▶ ASSIGNED TASK: To complete this task, print all the data below exactly but leave out the images.

------------------------------------------------------------------------

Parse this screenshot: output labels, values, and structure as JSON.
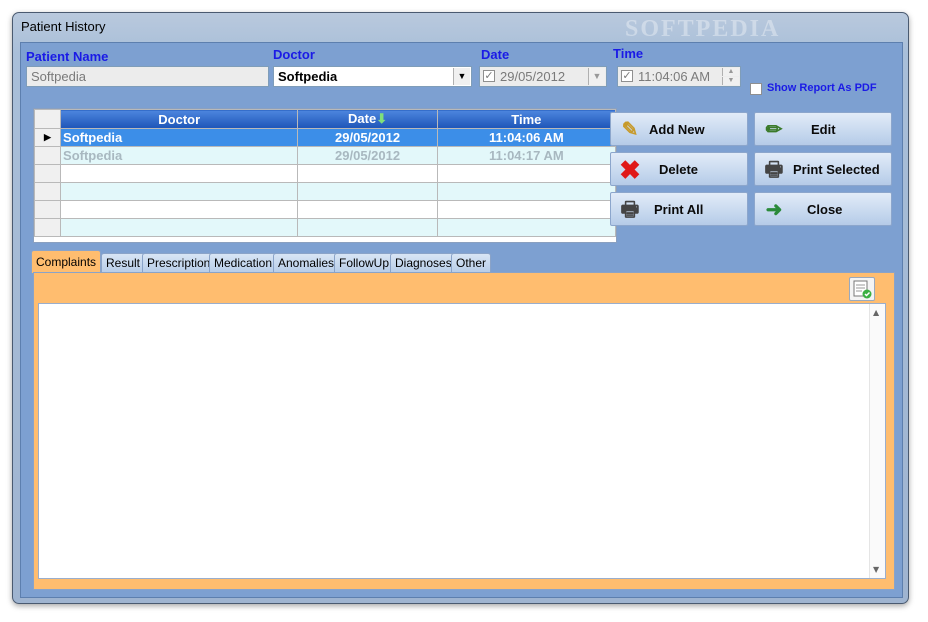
{
  "window": {
    "title": "Patient History",
    "watermark": "SOFTPEDIA"
  },
  "form": {
    "patient_name_label": "Patient Name",
    "patient_name_value": "Softpedia",
    "doctor_label": "Doctor",
    "doctor_value": "Softpedia",
    "date_label": "Date",
    "date_value": "29/05/2012",
    "time_label": "Time",
    "time_value": "11:04:06 AM",
    "show_pdf_label": "Show Report As PDF"
  },
  "grid": {
    "columns": [
      "Doctor",
      "Date",
      "Time"
    ],
    "rows": [
      {
        "doctor": "Softpedia",
        "date": "29/05/2012",
        "time": "11:04:06 AM"
      },
      {
        "doctor": "Softpedia",
        "date": "29/05/2012",
        "time": "11:04:17 AM"
      }
    ]
  },
  "buttons": {
    "add_new": "Add New",
    "edit": "Edit",
    "delete": "Delete",
    "print_selected": "Print Selected",
    "print_all": "Print All",
    "close": "Close"
  },
  "tabs": [
    "Complaints",
    "Result",
    "Prescription",
    "Medication",
    "Anomalies",
    "FollowUp",
    "Diagnoses",
    "Other"
  ],
  "icons": {
    "add_new": "add-icon",
    "edit": "edit-icon",
    "delete": "delete-icon",
    "print": "printer-icon",
    "close": "exit-door-icon",
    "sort": "sort-down-arrow-icon",
    "report": "document-check-icon"
  },
  "colors": {
    "accent_tab": "#ffbd6f",
    "header_blue": "#1d55b8",
    "label_blue": "#1a1ae6",
    "selected_row": "#3c8ee8"
  }
}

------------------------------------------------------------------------

▶ YOUR SOLUTION:
Parse this screenshot: output labels, values, and structure as JSON.
{
  "window": {
    "title": "Patient History",
    "watermark": "SOFTPEDIA"
  },
  "form": {
    "patient_name_label": "Patient Name",
    "patient_name_value": "Softpedia",
    "doctor_label": "Doctor",
    "doctor_value": "Softpedia",
    "date_label": "Date",
    "date_value": "29/05/2012",
    "time_label": "Time",
    "time_value": "11:04:06 AM",
    "show_pdf_label": "Show Report As PDF"
  },
  "grid": {
    "columns": [
      "Doctor",
      "Date",
      "Time"
    ],
    "rows": [
      {
        "doctor": "Softpedia",
        "date": "29/05/2012",
        "time": "11:04:06 AM"
      },
      {
        "doctor": "Softpedia",
        "date": "29/05/2012",
        "time": "11:04:17 AM"
      }
    ]
  },
  "buttons": {
    "add_new": "Add New",
    "edit": "Edit",
    "delete": "Delete",
    "print_selected": "Print Selected",
    "print_all": "Print All",
    "close": "Close"
  },
  "tabs": [
    "Complaints",
    "Result",
    "Prescription",
    "Medication",
    "Anomalies",
    "FollowUp",
    "Diagnoses",
    "Other"
  ],
  "icons": {
    "add_new": "add-icon",
    "edit": "edit-icon",
    "delete": "delete-icon",
    "print": "printer-icon",
    "close": "exit-door-icon",
    "sort": "sort-down-arrow-icon",
    "report": "document-check-icon"
  },
  "colors": {
    "accent_tab": "#ffbd6f",
    "header_blue": "#1d55b8",
    "label_blue": "#1a1ae6",
    "selected_row": "#3c8ee8"
  }
}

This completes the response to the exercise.